§ **TRY IT**: Give back the full listing, character for character, with no pictures.

§ **GIVEN RECORDS**:
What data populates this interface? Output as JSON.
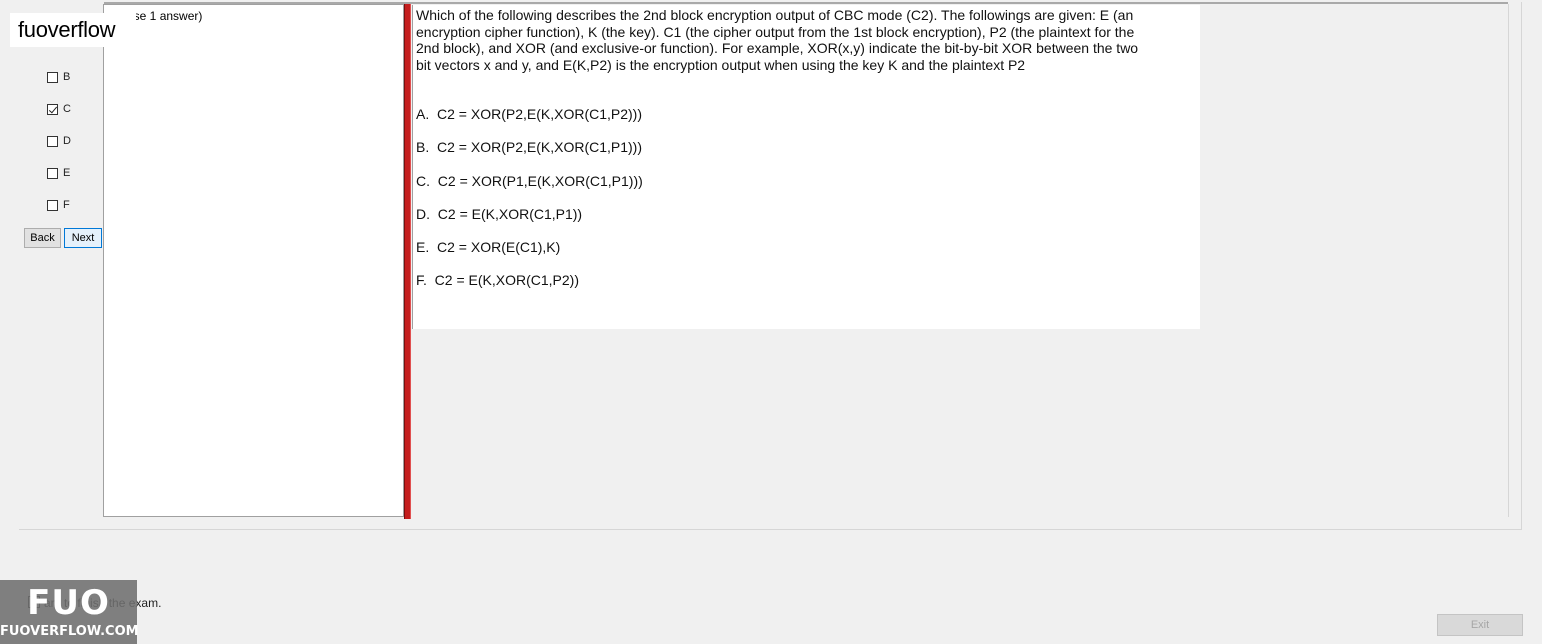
{
  "watermark": {
    "text": "fuoverflow"
  },
  "left_panel": {
    "checkboxes": [
      {
        "label": "B",
        "checked": false
      },
      {
        "label": "C",
        "checked": true
      },
      {
        "label": "D",
        "checked": false
      },
      {
        "label": "E",
        "checked": false
      },
      {
        "label": "F",
        "checked": false
      }
    ],
    "back_label": "Back",
    "next_label": "Next"
  },
  "answer_pane": {
    "instruction": "ose 1 answer)"
  },
  "question": {
    "text": "Which of the following describes the 2nd block encryption output of CBC mode (C2). The followings are given: E (an encryption cipher function), K (the key). C1 (the cipher output from the 1st block encryption), P2 (the plaintext for the 2nd block), and XOR (and exclusive-or function). For example, XOR(x,y) indicate the bit-by-bit XOR between the two bit vectors x and y, and E(K,P2) is the encryption output when using the key K and the plaintext P2",
    "options": [
      "A.  C2 = XOR(P2,E(K,XOR(C1,P2)))",
      "B.  C2 = XOR(P2,E(K,XOR(C1,P1)))",
      "C.  C2 = XOR(P1,E(K,XOR(C1,P1)))",
      "D.  C2 = E(K,XOR(C1,P1))",
      "E.  C2 = XOR(E(C1),K)",
      "F.  C2 = E(K,XOR(C1,P2))"
    ]
  },
  "footer": {
    "finish_label": "ant to finish the exam.",
    "exit_label": "Exit"
  },
  "logo": {
    "main": "FUO",
    "sub": "FUOVERFLOW.COM"
  }
}
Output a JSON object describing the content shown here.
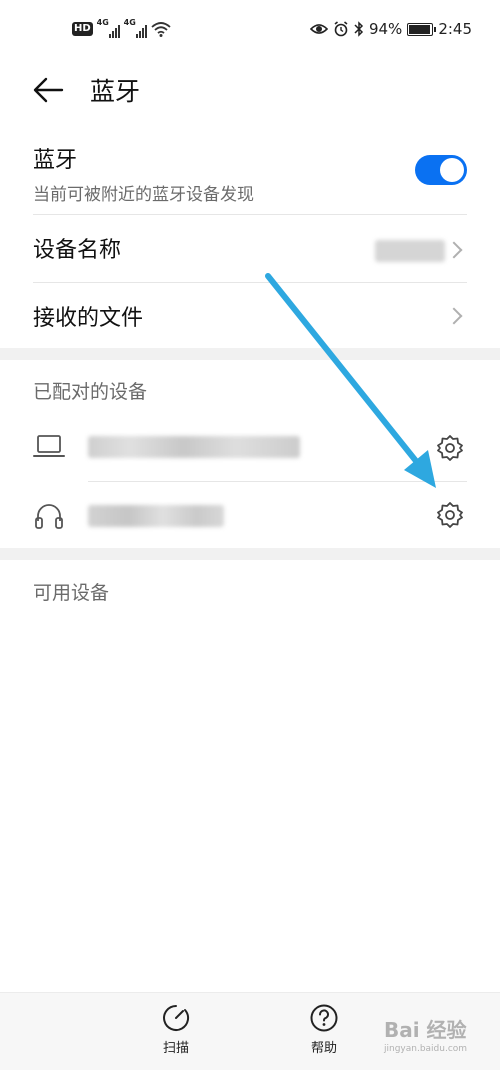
{
  "status_bar": {
    "hd": "HD",
    "net1": "4G",
    "net2": "4G",
    "battery": "94%",
    "time": "2:45"
  },
  "header": {
    "title": "蓝牙"
  },
  "bluetooth_row": {
    "title": "蓝牙",
    "subtitle": "当前可被附近的蓝牙设备发现",
    "enabled": true
  },
  "device_name_row": {
    "title": "设备名称"
  },
  "received_files_row": {
    "title": "接收的文件"
  },
  "paired_section": {
    "title": "已配对的设备",
    "devices": [
      {
        "icon": "laptop-icon"
      },
      {
        "icon": "headset-icon"
      }
    ]
  },
  "available_section": {
    "title": "可用设备"
  },
  "bottom_bar": {
    "scan_label": "扫描",
    "help_label": "帮助"
  },
  "watermark": {
    "main": "Bai 经验",
    "sub": "jingyan.baidu.com"
  },
  "colors": {
    "accent": "#0a71f2",
    "annotation_arrow": "#2ea8e0"
  }
}
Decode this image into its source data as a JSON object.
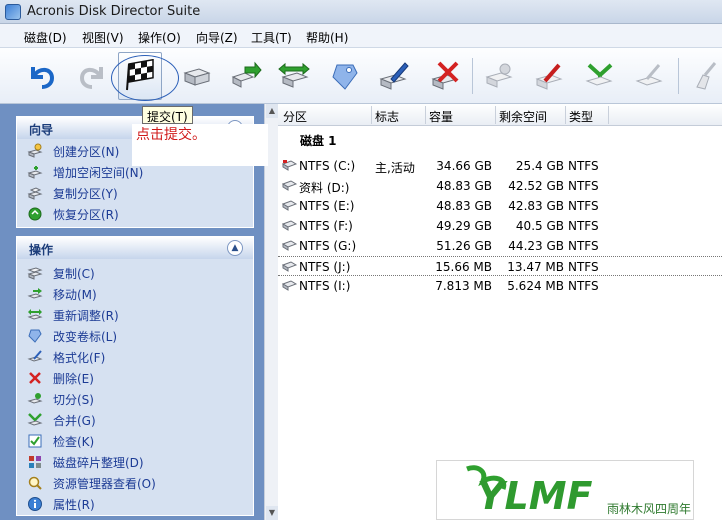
{
  "window": {
    "title": "Acronis Disk Director Suite"
  },
  "menu": [
    "磁盘(D)",
    "视图(V)",
    "操作(O)",
    "向导(Z)",
    "工具(T)",
    "帮助(H)"
  ],
  "tooltip": {
    "text": "提交(T)"
  },
  "annotation": {
    "text": "点击提交。"
  },
  "panels": {
    "wizard": {
      "title": "向导",
      "items": [
        "创建分区(N)",
        "增加空闲空间(N)",
        "复制分区(Y)",
        "恢复分区(R)"
      ]
    },
    "operations": {
      "title": "操作",
      "items": [
        "复制(C)",
        "移动(M)",
        "重新调整(R)",
        "改变卷标(L)",
        "格式化(F)",
        "删除(E)",
        "切分(S)",
        "合并(G)",
        "检查(K)",
        "磁盘碎片整理(D)",
        "资源管理器查看(O)",
        "属性(R)"
      ]
    }
  },
  "table": {
    "columns": [
      "分区",
      "标志",
      "容量",
      "剩余空间",
      "类型"
    ],
    "disk_label": "磁盘 1",
    "rows": [
      {
        "name": "NTFS (C:)",
        "flag": "主,活动",
        "capacity": "34.66 GB",
        "free": "25.4 GB",
        "type": "NTFS"
      },
      {
        "name": "资料 (D:)",
        "flag": "",
        "capacity": "48.83 GB",
        "free": "42.52 GB",
        "type": "NTFS"
      },
      {
        "name": "NTFS (E:)",
        "flag": "",
        "capacity": "48.83 GB",
        "free": "42.83 GB",
        "type": "NTFS"
      },
      {
        "name": "NTFS (F:)",
        "flag": "",
        "capacity": "49.29 GB",
        "free": "40.5 GB",
        "type": "NTFS"
      },
      {
        "name": "NTFS (G:)",
        "flag": "",
        "capacity": "51.26 GB",
        "free": "44.23 GB",
        "type": "NTFS"
      },
      {
        "name": "NTFS (J:)",
        "flag": "",
        "capacity": "15.66 MB",
        "free": "13.47 MB",
        "type": "NTFS"
      },
      {
        "name": "NTFS (I:)",
        "flag": "",
        "capacity": "7.813 MB",
        "free": "5.624 MB",
        "type": "NTFS"
      }
    ]
  },
  "logo": {
    "text": "YLMF",
    "caption": "雨林木风四周年"
  },
  "colors": {
    "accent": "#1c3b95",
    "annotation": "#d01a1a",
    "pane_bg": "#6f90c2"
  }
}
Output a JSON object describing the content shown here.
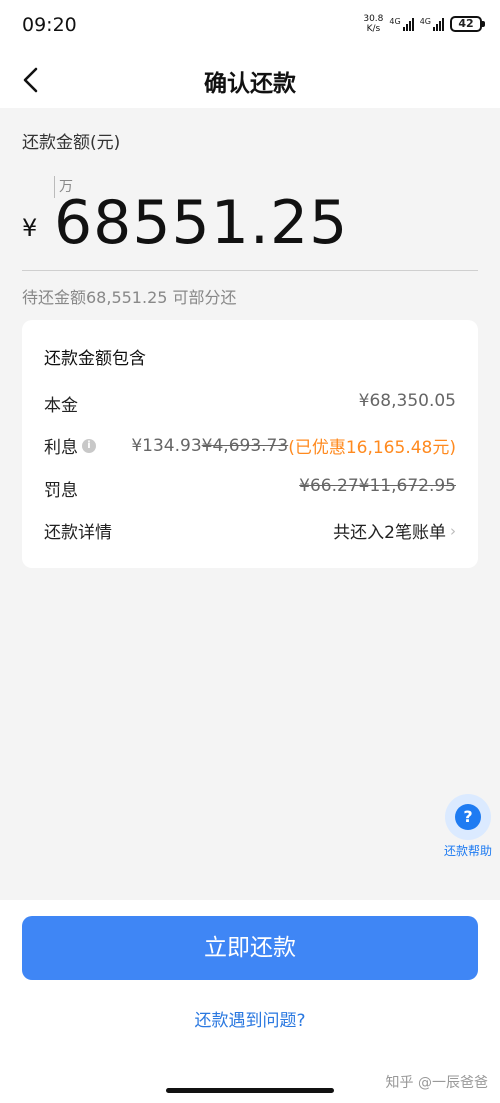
{
  "status_bar": {
    "time": "09:20",
    "net_speed_value": "30.8",
    "net_speed_unit": "K/s",
    "signal_1": "4G",
    "signal_2": "4G",
    "battery": "42"
  },
  "header": {
    "back_icon": "chevron-left-icon",
    "title": "确认还款"
  },
  "amount": {
    "label": "还款金额(元)",
    "unit_hint": "万",
    "currency_symbol": "¥",
    "value": "68551.25",
    "pending_text": "待还金额68,551.25 可部分还"
  },
  "breakdown": {
    "title": "还款金额包含",
    "principal": {
      "label": "本金",
      "value": "¥68,350.05"
    },
    "interest": {
      "label": "利息",
      "info_icon": "info-icon",
      "current": "¥134.93",
      "original": "¥4,693.73",
      "discount": "(已优惠16,165.48元)"
    },
    "penalty": {
      "label": "罚息",
      "current": "¥66.27",
      "original": "¥11,672.95"
    },
    "details": {
      "label": "还款详情",
      "value": "共还入2笔账单",
      "chevron_icon": "chevron-right-icon"
    }
  },
  "help": {
    "icon": "question-icon",
    "label": "还款帮助"
  },
  "actions": {
    "pay_button": "立即还款",
    "problem_link": "还款遇到问题?"
  },
  "watermark": "知乎 @一辰爸爸",
  "colors": {
    "primary_button": "#3f86f5",
    "link": "#2a78e0",
    "discount": "#ff8a1f",
    "background": "#f4f4f4"
  }
}
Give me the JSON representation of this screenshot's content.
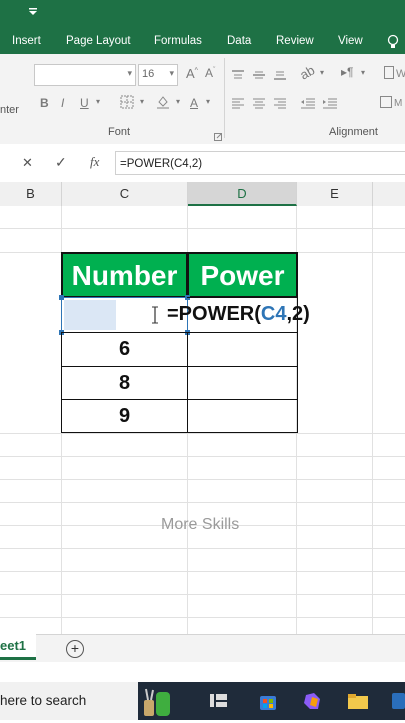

§ **SOLUTION TO THE PROBLEM**:
What data populates this interface? Output as JSON.
{
  "watermark": {
    "text": "fuoverflow"
  },
  "left_panel": {
    "checkboxes": [
      {
        "label": "B",
        "checked": false
      },
      {
        "label": "C",
        "checked": true
      },
      {
        "label": "D",
        "checked": false
      },
      {
        "label": "E",
        "checked": false
      },
      {
        "label": "F",
        "checked": false
      }
    ],
    "back_label": "Back",
    "next_label": "Next"
  },
  "answer_pane": {
    "instruction": "ose 1 answer)"
  },
  "question": {
    "text": "Which of the following describes the 2nd block encryption output of CBC mode (C2). The followings are given: E (an encryption cipher function), K (the key). C1 (the cipher output from the 1st block encryption), P2 (the plaintext for the 2nd block), and XOR (and exclusive-or function). For example, XOR(x,y) indicate the bit-by-bit XOR between the two bit vectors x and y, and E(K,P2) is the encryption output when using the key K and the plaintext P2",
    "options": [
      "A.  C2 = XOR(P2,E(K,XOR(C1,P2)))",
      "B.  C2 = XOR(P2,E(K,XOR(C1,P1)))",
      "C.  C2 = XOR(P1,E(K,XOR(C1,P1)))",
      "D.  C2 = E(K,XOR(C1,P1))",
      "E.  C2 = XOR(E(C1),K)",
      "F.  C2 = E(K,XOR(C1,P2))"
    ]
  },
  "footer": {
    "finish_label": "ant to finish the exam.",
    "exit_label": "Exit"
  },
  "logo": {
    "main": "FUO",
    "sub": "FUOVERFLOW.COM"
  }
}
Output a JSON object describing the content shown here.
{
  "status_bar": {
    "hd": "HD",
    "net1": "4G",
    "net2": "4G",
    "battery": "94%",
    "time": "2:45"
  },
  "header": {
    "title": "蓝牙"
  },
  "bluetooth_row": {
    "title": "蓝牙",
    "subtitle": "当前可被附近的蓝牙设备发现",
    "enabled": true
  },
  "device_name_row": {
    "title": "设备名称"
  },
  "received_files_row": {
    "title": "接收的文件"
  },
  "paired_section": {
    "title": "已配对的设备",
    "devices": [
      {
        "icon": "laptop-icon"
      },
      {
        "icon": "headset-icon"
      }
    ]
  },
  "available_section": {
    "title": "可用设备"
  },
  "bottom_bar": {
    "scan_label": "扫描",
    "help_label": "帮助"
  },
  "watermark": {
    "main": "Bai 经验",
    "sub": "jingyan.baidu.com"
  },
  "colors": {
    "accent": "#0a71f2",
    "annotation_arrow": "#2ea8e0"
  }
}
Decode this image into its source data as a JSON object.
{
  "window": {
    "title": "Acronis Disk Director Suite"
  },
  "menu": [
    "磁盘(D)",
    "视图(V)",
    "操作(O)",
    "向导(Z)",
    "工具(T)",
    "帮助(H)"
  ],
  "tooltip": {
    "text": "提交(T)"
  },
  "annotation": {
    "text": "点击提交。"
  },
  "panels": {
    "wizard": {
      "title": "向导",
      "items": [
        "创建分区(N)",
        "增加空闲空间(N)",
        "复制分区(Y)",
        "恢复分区(R)"
      ]
    },
    "operations": {
      "title": "操作",
      "items": [
        "复制(C)",
        "移动(M)",
        "重新调整(R)",
        "改变卷标(L)",
        "格式化(F)",
        "删除(E)",
        "切分(S)",
        "合并(G)",
        "检查(K)",
        "磁盘碎片整理(D)",
        "资源管理器查看(O)",
        "属性(R)"
      ]
    }
  },
  "table": {
    "columns": [
      "分区",
      "标志",
      "容量",
      "剩余空间",
      "类型"
    ],
    "disk_label": "磁盘 1",
    "rows": [
      {
        "name": "NTFS (C:)",
        "flag": "主,活动",
        "capacity": "34.66 GB",
        "free": "25.4 GB",
        "type": "NTFS"
      },
      {
        "name": "资料 (D:)",
        "flag": "",
        "capacity": "48.83 GB",
        "free": "42.52 GB",
        "type": "NTFS"
      },
      {
        "name": "NTFS (E:)",
        "flag": "",
        "capacity": "48.83 GB",
        "free": "42.83 GB",
        "type": "NTFS"
      },
      {
        "name": "NTFS (F:)",
        "flag": "",
        "capacity": "49.29 GB",
        "free": "40.5 GB",
        "type": "NTFS"
      },
      {
        "name": "NTFS (G:)",
        "flag": "",
        "capacity": "51.26 GB",
        "free": "44.23 GB",
        "type": "NTFS"
      },
      {
        "name": "NTFS (J:)",
        "flag": "",
        "capacity": "15.66 MB",
        "free": "13.47 MB",
        "type": "NTFS"
      },
      {
        "name": "NTFS (I:)",
        "flag": "",
        "capacity": "7.813 MB",
        "free": "5.624 MB",
        "type": "NTFS"
      }
    ]
  },
  "logo": {
    "text": "YLMF",
    "caption": "雨林木风四周年"
  },
  "colors": {
    "accent": "#1c3b95",
    "annotation": "#d01a1a",
    "pane_bg": "#6f90c2"
  }
}
Output a JSON object describing the content shown here.
{
  "status_bar": {
    "time": "09:20",
    "net_speed_value": "30.8",
    "net_speed_unit": "K/s",
    "signal_1": "4G",
    "signal_2": "4G",
    "battery": "42"
  },
  "header": {
    "back_icon": "chevron-left-icon",
    "title": "确认还款"
  },
  "amount": {
    "label": "还款金额(元)",
    "unit_hint": "万",
    "currency_symbol": "¥",
    "value": "68551.25",
    "pending_text": "待还金额68,551.25 可部分还"
  },
  "breakdown": {
    "title": "还款金额包含",
    "principal": {
      "label": "本金",
      "value": "¥68,350.05"
    },
    "interest": {
      "label": "利息",
      "info_icon": "info-icon",
      "current": "¥134.93",
      "original": "¥4,693.73",
      "discount": "(已优惠16,165.48元)"
    },
    "penalty": {
      "label": "罚息",
      "current": "¥66.27",
      "original": "¥11,672.95"
    },
    "details": {
      "label": "还款详情",
      "value": "共还入2笔账单",
      "chevron_icon": "chevron-right-icon"
    }
  },
  "help": {
    "icon": "question-icon",
    "label": "还款帮助"
  },
  "actions": {
    "pay_button": "立即还款",
    "problem_link": "还款遇到问题?"
  },
  "watermark": "知乎 @一辰爸爸",
  "colors": {
    "primary_button": "#3f86f5",
    "link": "#2a78e0",
    "discount": "#ff8a1f",
    "background": "#f4f4f4"
  }
}
Give me the JSON representation of this screenshot's content.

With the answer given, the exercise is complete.